A Jeremy Corbyn victory in the Labour leadership election could lead to a split in the party, Yvette Cooper warned today.

The Shadow Home Secretary, who is one of four leadership contenders in the race, voiced her concerns the party was “polarising” around “extremes” – including the far left as represented by Mr Corbyn.

Ms Cooper gave the warning after leadership rival Liz Kendall, seen as being on the right of the party, confirmed she would join a pressure group of Labour MPs termed as ‘The Resistance’ if Mr Corbyn became leader.

On the BBC’s World At One programme this afternoon, Ms Cooper asked: “Are you genuinely worried that the party would split if he [Jeremy Corbyn] wins?”

She replied: “I am, because I’m worried what’s happening at the moment. The party does seem to be polarising between the different extremes and I don’t think that is the right thing to do. It’s partly because we want to hold our party together in order to win, divided parties don’t win, but it’s actually much more than that.

“I actually don’t think the extremes of the party are the right place to be and are true to our values and are true to the things that we need to do to change the country for the future.”

Liz Kendall said she will join 'The Resistance' if Jeremy Corbyn becomes leader

Ms Cooper has stepped up attacks on Mr Corbyn in the past fortnight, and in a speech last week claimed he is “offering old solutions to old problems.”

At a campaigning event last night, Ms Cooper compared the Islington North MP’s popularity with young people to ‘Cleggmania’ before the 2010 General Election.

She said: “Do you remember the big sort of youth campaign around Nick Clegg before the 2010 election and how betrayed people felt afterwards because they felt let down?
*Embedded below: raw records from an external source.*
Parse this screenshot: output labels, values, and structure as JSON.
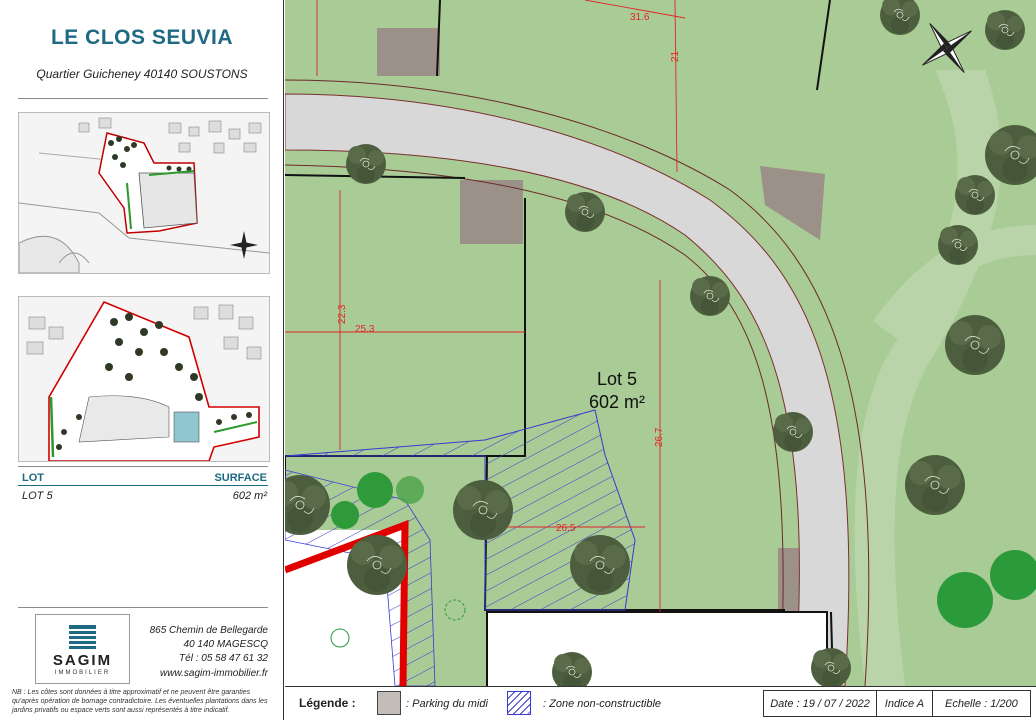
{
  "sidebar": {
    "title": "LE CLOS SEUVIA",
    "address": "Quartier Guicheney 40140 SOUSTONS",
    "table": {
      "col_lot": "LOT",
      "col_surface": "SURFACE",
      "lot": "LOT 5",
      "surface": "602 m²"
    },
    "company": {
      "logo_name": "SAGIM",
      "logo_sub": "IMMOBILIER",
      "street": "865 Chemin de Bellegarde",
      "city": "40 140 MAGESCQ",
      "phone": "Tél : 05 58 47 61 32",
      "website": "www.sagim-immobilier.fr"
    },
    "note": "NB : Les côtes sont données à titre approximatif et ne peuvent être garanties qu'après opération de bornage contradictoire. Les éventuelles plantations dans les jardins privatifs ou espace verts sont aussi représentés à titre indicatif."
  },
  "map": {
    "lot_label": "Lot 5",
    "lot_area": "602 m²",
    "dimensions": [
      "31.6",
      "21",
      "22.3",
      "25.3",
      "26.7",
      "26.5"
    ],
    "colors": {
      "grass": "#a9cb95",
      "road": "#d8d8d8",
      "parking": "#9c9189",
      "tree": "#4d5e3f",
      "dimension_line": "#e0262a",
      "hatch": "#3a3ad0",
      "boundary": "#e00000"
    }
  },
  "legend": {
    "title": "Légende :",
    "parking": ": Parking du midi",
    "zone": ": Zone non-constructible",
    "date": "Date : 19 / 07 / 2022",
    "index": "Indice A",
    "scale": "Echelle : 1/200"
  }
}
I think the place to be is to not have false hope, and my concern over the Jeremy Corbyn campaign is in the end this is false hope and not as radical as it looks.”

Ms Cooper cited Mr Corbyn’s plan to reopen coal mines in South Wales and his perceived unpopularity with the electorate at large as reasons why he was offering “false hope.”

Despite starting as the outsider, Mr Corbyn is now the favourite to win the leadership election, defeatin Ms Cooper, Ms Kendall and Andy Burnham.